Some situations are so bad they defy a reaction—this was one of those situations. When I returned I saw that there was cereal on every inch of exposed surface from my son to as far as his spoon could catapult it. I stared in stunned silence. Still, I had to admire his thoroughness. I was amazed at the coverage he had achieved from one small bowl.
My gaze drifted to the clock on the stove. Through clumps of cereal I noticed the time and came to my senses. I had a PTA board meeting in less than an hour. Should I change out of my robe and slippers and hope this was a nightmare I would awaken from, or should I face reality and try to find my kitchen under its new textured coating?
I decided to remove the stuff while there was still a chance. With a withering look at my son—still perched on his stool, his hair spiked with granulated “mousse”—I rolled up my sleeves and slipped and slid to the sink. I retrieved a dishrag and started to clean.
After what seemed an eternity of scrubbing, I could see progress. I looked at my son again and realized that this was the longest he had ever sat in one place in his life. Either he was getting an inordinate amount of pleasure from seeing me work so hard, or he was stuck fast to his seat with ever-hardening cereal.
He didn’t say anything, just looked at me. Then I saw it—something I had never seen before: remorse on the face of a two-year-old.
“Sorry, Mommy.” Big brown eyes glistened with unshed tears.
Why did he have to do that just when I was calm enough to scold him? I glanced at the clock and knew I’d missed my meeting, so with a huff, I rinsed my rag and began to wash him.
When I had him clean enough to touch without getting stuck, I finally picked him up. He immediately slipped his chubby arms around my neck and snuggled into the fuzzy softness of my robe. With a sigh, I sat down and gently stroked his back.
My mind drifted to a dreamy world where the kitchen sparkled, few dishes were ever dirtied, the floor rarely needed to be swept, and cookies stayed in the jar for more than 15 minutes—where bathrooms smelled like pine forests, guest towels weren’t covered with greasy smudges, and the tub wasn’t full of assorted action figures. I pictured beds that were made, floors void of debris, and laundry that stayed in the hamper until wash day. How wonderful! Yet how sad.
No more little arms thrown around my neck or peanut butter kisses planted firmly on my mouth. No unconditional hugs despite my temper. No Dr. Seuss tongue twisters or eager anticipation as new life nudged through the soil in a paper cup. No more homemade Mother’s Day cards or valentines of red construction paper on white lace doilies. No clay toothpick holders wrapped in newspaper for Christmas. No Santa Claus, trick or treating, or the tooth fairy.
That’s all it took.
Even though it was frustrating to have punch stains on the peach carpet, to constantly blaze trails through toys and dirty socks, and to remove crayon scribbles from the new wallpaper, I realized that these things were insignificant when compared with the magic my children brought into my life.
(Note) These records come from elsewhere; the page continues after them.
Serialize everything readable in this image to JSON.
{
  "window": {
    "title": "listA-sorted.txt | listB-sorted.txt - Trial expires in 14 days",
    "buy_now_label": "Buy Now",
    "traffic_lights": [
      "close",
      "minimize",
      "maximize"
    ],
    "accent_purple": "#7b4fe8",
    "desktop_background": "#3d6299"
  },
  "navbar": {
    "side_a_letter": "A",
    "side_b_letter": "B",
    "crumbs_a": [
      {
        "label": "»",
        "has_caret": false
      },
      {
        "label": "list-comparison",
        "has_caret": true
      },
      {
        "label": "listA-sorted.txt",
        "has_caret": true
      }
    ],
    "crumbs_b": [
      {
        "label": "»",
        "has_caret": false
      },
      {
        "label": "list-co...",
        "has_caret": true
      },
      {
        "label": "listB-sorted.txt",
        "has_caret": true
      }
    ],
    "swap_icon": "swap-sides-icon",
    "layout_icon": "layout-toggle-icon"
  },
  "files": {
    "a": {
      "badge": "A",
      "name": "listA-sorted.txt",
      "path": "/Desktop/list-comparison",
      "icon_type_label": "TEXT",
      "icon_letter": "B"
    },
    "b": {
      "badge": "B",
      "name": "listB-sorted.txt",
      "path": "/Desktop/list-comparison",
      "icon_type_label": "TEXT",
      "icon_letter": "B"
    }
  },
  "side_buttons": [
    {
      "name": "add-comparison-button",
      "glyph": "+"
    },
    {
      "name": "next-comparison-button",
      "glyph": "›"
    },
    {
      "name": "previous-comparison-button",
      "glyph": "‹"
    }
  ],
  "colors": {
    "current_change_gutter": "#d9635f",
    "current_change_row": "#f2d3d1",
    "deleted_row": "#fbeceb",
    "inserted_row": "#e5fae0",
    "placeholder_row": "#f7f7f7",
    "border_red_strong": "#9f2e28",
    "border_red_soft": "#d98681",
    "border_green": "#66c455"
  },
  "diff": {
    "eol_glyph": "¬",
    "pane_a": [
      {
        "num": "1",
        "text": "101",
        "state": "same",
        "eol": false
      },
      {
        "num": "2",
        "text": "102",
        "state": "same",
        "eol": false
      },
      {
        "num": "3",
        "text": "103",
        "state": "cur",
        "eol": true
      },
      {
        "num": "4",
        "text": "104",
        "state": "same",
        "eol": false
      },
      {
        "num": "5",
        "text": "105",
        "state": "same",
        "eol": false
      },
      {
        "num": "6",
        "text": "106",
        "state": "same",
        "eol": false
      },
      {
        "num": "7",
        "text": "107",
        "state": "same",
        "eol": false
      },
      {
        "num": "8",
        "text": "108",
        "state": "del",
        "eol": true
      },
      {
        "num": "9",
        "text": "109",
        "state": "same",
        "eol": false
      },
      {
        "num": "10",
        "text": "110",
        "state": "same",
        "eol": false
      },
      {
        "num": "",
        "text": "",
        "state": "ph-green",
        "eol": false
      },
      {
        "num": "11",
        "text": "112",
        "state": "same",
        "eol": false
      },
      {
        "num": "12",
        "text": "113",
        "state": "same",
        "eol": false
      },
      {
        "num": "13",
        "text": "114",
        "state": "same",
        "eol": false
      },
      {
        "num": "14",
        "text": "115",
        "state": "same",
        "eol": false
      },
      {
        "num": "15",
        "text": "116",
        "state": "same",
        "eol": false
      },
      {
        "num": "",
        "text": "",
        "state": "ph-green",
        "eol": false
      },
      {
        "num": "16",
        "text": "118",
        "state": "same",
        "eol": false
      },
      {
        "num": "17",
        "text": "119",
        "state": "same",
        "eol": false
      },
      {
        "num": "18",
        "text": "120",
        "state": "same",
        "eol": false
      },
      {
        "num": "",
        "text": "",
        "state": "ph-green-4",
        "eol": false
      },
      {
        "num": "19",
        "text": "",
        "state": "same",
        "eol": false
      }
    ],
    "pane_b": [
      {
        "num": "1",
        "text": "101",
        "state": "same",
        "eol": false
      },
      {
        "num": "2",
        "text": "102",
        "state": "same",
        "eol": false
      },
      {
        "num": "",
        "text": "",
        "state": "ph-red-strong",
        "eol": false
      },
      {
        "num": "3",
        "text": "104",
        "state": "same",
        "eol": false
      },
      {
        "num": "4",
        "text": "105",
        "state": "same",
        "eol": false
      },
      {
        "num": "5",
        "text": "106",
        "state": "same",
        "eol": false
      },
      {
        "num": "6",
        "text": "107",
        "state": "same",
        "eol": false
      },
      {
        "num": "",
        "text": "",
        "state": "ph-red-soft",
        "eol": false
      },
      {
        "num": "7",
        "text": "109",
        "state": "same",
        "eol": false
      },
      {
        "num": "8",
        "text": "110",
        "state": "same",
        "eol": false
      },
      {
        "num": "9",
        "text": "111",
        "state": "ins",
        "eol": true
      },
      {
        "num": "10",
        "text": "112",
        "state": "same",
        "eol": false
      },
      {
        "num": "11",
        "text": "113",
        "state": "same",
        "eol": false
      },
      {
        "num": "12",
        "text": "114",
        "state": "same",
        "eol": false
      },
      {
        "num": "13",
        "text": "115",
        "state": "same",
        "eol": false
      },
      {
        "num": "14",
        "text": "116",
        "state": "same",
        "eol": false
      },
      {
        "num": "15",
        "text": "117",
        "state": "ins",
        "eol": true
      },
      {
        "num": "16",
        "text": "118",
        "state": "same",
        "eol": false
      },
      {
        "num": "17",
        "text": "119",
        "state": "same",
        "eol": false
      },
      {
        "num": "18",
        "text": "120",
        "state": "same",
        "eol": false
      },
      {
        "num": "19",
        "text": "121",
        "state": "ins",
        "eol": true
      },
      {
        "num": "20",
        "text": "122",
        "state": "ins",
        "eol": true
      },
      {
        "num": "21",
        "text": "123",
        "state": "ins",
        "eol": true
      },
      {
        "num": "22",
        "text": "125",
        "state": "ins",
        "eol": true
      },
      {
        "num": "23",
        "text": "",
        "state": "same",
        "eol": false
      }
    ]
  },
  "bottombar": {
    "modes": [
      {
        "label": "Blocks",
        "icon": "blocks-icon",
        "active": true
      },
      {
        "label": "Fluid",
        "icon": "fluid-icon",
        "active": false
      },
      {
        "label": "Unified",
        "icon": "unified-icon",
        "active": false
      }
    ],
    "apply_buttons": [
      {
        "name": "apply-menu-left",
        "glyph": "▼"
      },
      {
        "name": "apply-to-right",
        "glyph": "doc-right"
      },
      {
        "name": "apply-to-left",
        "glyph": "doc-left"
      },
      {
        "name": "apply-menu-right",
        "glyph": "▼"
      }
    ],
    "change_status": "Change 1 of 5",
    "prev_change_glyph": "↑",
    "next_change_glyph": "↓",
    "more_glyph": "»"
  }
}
I held my son tighter as I smiled and thanked heaven for messes, for they walk hand in hand with joy.